Search the records for "Howie". Copy every line where it appears.

RECORD SET -
┄┄┄┄┄┄┄┄┄┄
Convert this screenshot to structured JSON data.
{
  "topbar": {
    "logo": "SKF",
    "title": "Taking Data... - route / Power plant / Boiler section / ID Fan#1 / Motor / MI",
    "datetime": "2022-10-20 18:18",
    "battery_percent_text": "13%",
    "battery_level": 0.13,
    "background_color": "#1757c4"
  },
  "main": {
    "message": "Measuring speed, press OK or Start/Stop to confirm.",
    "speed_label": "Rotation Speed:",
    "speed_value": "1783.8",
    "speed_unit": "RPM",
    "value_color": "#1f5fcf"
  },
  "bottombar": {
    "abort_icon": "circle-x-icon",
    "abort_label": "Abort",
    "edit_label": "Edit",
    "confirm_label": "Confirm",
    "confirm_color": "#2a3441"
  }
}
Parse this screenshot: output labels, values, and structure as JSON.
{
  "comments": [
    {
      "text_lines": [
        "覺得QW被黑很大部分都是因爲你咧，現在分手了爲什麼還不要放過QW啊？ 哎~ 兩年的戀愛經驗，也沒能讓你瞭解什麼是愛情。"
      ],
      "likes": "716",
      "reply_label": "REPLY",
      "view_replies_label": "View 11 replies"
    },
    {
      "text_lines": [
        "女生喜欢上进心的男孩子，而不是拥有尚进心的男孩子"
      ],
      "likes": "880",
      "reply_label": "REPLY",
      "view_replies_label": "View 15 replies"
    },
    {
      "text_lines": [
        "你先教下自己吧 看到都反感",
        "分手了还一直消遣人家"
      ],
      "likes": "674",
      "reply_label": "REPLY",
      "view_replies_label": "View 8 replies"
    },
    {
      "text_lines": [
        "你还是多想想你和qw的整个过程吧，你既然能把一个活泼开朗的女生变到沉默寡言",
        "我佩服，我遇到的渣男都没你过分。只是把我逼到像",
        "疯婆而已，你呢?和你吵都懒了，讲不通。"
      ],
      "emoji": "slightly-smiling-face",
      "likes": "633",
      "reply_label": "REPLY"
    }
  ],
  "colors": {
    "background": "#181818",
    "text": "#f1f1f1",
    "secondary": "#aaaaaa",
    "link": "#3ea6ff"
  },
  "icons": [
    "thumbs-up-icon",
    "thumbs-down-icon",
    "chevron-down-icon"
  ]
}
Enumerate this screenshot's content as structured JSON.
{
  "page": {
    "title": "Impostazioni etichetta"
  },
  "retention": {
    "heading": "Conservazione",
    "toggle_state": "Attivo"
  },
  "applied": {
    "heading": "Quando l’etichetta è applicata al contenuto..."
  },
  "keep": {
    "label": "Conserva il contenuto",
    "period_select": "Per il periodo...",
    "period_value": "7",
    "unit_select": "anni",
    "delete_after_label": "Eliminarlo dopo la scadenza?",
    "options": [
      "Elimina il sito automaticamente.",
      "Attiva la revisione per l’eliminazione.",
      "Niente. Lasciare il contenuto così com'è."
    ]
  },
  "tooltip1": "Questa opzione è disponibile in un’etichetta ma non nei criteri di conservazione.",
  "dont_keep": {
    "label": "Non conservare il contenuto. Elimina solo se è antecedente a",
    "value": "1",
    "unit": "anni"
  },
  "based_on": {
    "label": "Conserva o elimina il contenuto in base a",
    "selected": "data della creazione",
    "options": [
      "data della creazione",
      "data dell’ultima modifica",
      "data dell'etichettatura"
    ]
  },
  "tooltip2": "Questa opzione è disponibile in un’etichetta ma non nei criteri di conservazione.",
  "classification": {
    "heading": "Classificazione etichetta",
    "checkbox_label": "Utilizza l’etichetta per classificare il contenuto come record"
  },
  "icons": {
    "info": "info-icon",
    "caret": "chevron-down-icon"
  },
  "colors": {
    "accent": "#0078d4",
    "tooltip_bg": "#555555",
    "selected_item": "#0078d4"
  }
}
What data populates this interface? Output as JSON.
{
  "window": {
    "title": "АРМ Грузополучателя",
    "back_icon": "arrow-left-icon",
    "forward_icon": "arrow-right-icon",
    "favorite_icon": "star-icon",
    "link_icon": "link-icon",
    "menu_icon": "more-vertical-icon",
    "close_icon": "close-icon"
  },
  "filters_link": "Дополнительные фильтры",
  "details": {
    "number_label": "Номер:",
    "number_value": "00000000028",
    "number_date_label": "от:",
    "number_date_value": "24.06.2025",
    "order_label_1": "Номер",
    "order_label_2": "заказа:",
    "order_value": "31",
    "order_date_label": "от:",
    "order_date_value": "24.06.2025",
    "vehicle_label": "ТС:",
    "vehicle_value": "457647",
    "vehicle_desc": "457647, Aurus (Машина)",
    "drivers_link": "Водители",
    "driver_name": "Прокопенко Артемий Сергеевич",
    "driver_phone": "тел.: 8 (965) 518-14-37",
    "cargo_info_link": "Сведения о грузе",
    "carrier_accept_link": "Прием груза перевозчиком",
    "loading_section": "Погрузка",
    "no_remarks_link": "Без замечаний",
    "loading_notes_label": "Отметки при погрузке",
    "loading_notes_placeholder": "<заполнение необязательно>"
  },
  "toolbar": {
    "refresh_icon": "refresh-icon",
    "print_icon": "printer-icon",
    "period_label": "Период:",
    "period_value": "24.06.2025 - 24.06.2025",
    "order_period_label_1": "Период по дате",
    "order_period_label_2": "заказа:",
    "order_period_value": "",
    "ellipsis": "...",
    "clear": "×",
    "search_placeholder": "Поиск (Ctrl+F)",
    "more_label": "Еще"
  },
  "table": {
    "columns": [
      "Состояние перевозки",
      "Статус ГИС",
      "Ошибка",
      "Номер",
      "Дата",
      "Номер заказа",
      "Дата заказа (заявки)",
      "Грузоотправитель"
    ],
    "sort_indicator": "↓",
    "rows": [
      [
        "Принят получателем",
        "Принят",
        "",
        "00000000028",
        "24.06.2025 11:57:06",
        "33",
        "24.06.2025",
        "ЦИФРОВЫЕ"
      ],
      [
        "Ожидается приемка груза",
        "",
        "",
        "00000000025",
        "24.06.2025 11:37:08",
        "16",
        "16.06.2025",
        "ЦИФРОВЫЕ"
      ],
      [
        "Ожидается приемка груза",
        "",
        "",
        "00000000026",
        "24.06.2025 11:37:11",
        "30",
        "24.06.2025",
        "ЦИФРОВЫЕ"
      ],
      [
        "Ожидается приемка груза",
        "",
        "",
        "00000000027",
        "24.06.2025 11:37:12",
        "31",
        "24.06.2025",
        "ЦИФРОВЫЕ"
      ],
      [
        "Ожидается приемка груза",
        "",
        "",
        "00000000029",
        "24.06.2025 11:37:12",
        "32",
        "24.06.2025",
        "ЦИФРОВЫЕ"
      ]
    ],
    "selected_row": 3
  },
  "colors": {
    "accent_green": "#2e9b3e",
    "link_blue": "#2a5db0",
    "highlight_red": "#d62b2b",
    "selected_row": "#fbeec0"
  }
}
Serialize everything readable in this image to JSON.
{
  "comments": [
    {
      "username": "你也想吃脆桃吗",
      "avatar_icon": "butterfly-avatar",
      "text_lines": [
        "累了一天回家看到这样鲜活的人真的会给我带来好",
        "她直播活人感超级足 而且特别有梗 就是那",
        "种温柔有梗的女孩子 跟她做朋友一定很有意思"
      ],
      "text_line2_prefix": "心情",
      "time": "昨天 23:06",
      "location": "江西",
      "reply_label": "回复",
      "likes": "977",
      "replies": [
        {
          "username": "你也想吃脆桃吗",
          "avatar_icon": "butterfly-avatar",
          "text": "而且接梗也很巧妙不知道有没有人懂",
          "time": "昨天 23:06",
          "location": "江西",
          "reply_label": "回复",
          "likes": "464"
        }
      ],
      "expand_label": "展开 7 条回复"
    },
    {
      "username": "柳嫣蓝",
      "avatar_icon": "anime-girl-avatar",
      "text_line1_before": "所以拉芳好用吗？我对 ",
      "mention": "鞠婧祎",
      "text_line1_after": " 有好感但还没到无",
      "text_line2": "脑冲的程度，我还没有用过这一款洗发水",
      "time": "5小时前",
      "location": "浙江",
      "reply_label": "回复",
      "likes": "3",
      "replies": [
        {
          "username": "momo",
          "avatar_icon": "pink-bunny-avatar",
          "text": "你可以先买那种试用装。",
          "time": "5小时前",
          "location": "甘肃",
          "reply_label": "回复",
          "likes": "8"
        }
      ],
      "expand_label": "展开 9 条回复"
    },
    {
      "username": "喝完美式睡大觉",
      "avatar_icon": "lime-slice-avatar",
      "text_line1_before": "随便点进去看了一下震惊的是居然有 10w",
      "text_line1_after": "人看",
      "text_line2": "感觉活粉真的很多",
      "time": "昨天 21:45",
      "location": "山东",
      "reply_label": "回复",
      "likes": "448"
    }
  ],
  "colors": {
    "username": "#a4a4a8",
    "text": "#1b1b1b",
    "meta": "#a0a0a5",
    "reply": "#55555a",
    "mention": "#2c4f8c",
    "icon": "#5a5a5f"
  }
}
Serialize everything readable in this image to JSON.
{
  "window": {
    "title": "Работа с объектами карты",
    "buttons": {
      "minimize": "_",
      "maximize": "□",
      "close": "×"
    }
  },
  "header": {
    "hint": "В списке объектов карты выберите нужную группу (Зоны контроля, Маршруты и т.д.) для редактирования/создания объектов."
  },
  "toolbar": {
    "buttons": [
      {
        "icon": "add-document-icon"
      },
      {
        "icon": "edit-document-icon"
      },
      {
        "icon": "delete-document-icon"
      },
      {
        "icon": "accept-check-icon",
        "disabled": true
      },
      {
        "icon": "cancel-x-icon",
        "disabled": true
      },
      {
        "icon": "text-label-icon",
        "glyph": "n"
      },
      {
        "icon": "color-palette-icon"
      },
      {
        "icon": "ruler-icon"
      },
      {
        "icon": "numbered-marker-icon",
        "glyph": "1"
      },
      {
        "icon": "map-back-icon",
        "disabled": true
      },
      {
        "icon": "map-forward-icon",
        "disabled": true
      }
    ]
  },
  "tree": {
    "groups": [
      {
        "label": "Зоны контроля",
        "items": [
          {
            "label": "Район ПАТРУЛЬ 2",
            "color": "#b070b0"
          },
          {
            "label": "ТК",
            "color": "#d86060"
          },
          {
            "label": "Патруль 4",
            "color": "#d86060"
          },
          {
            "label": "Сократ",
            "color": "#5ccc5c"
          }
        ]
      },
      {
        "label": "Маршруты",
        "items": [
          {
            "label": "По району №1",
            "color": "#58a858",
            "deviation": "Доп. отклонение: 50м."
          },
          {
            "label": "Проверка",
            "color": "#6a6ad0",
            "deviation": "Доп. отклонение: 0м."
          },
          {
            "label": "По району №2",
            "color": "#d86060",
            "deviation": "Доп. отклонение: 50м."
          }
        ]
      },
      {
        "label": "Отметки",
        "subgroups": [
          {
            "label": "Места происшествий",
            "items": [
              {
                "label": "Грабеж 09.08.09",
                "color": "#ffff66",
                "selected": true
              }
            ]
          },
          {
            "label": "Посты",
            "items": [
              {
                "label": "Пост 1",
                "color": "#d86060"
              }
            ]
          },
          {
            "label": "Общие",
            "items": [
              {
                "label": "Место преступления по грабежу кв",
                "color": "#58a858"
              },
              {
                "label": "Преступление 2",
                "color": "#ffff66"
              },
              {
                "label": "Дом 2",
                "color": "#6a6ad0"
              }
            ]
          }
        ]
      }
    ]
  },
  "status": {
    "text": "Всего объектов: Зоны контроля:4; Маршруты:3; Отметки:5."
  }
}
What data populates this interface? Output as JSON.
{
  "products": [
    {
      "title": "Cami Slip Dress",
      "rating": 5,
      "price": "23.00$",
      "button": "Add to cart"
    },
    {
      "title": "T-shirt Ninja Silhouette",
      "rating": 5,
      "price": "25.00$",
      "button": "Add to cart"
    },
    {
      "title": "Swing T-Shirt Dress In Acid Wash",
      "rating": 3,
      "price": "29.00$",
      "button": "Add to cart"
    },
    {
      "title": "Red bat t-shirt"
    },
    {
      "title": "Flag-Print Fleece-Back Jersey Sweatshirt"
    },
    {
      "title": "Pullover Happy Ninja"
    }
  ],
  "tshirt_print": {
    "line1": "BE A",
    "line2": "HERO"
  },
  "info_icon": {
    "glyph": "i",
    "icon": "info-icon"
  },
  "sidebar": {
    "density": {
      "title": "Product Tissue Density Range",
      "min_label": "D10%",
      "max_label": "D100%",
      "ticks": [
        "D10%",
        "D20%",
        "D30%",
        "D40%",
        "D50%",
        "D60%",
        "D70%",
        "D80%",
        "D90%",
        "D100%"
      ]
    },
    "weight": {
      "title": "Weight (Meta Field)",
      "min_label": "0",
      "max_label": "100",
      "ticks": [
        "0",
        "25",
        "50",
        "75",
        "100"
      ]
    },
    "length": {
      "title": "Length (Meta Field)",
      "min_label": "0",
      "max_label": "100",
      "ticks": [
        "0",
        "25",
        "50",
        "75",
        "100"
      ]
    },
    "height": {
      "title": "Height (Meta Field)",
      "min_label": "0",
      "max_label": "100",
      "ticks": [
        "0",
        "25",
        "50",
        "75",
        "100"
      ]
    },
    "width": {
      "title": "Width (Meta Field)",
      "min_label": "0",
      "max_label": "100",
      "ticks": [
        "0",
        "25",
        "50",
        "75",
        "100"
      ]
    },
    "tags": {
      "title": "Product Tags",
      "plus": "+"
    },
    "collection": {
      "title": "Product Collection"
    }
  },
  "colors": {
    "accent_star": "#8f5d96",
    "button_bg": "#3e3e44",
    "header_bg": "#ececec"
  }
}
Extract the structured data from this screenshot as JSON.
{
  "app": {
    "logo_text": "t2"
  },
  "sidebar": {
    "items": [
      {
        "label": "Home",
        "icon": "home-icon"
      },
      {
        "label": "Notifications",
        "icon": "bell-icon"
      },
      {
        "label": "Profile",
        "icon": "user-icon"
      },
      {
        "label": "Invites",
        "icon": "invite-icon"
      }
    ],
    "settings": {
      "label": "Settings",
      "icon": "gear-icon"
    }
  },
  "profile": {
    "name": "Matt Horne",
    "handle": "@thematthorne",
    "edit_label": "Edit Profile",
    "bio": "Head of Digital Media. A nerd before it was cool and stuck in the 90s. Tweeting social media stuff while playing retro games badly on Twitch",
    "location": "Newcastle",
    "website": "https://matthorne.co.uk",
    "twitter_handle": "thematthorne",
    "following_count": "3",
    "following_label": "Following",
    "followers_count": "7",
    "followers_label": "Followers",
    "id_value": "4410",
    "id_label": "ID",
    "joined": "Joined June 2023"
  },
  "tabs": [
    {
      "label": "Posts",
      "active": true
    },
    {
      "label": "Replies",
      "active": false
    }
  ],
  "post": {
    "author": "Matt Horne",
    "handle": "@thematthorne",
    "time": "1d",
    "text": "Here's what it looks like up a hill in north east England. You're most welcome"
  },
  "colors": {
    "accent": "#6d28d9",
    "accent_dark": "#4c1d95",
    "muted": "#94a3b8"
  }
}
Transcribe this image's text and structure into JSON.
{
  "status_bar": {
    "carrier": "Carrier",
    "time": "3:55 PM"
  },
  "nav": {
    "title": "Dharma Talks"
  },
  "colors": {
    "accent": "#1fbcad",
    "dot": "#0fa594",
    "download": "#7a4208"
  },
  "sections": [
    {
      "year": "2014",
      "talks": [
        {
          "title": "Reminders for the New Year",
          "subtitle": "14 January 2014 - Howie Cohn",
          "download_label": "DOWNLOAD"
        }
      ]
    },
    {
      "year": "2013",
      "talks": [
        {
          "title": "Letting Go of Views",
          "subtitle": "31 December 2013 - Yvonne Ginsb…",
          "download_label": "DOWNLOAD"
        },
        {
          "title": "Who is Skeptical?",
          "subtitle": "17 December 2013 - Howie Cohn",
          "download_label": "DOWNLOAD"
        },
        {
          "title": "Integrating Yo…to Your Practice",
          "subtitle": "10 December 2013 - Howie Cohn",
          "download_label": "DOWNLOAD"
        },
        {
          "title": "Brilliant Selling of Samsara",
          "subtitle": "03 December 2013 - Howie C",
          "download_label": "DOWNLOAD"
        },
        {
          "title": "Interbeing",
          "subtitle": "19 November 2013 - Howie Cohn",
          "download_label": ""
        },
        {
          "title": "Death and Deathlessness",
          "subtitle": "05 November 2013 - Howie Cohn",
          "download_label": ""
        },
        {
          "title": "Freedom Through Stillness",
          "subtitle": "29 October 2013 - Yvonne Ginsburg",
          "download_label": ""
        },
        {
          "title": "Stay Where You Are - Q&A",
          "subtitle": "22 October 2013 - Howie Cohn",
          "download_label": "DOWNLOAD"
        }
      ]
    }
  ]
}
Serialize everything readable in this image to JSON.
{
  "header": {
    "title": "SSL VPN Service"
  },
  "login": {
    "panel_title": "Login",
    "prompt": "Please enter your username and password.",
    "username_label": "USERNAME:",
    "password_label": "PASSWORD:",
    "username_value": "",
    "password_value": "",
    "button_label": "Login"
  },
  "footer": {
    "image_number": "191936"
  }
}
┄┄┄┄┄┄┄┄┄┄
OUTPUT OF THE EXERCISE -
          "subtitle": "14 January 2014 - Howie Cohn",
          "subtitle": "17 December 2013 - Howie Cohn",
          "subtitle": "10 December 2013 - Howie Cohn",
          "subtitle": "03 December 2013 - Howie C",
          "subtitle": "19 November 2013 - Howie Cohn",
          "subtitle": "05 November 2013 - Howie Cohn",
          "subtitle": "22 October 2013 - Howie Cohn",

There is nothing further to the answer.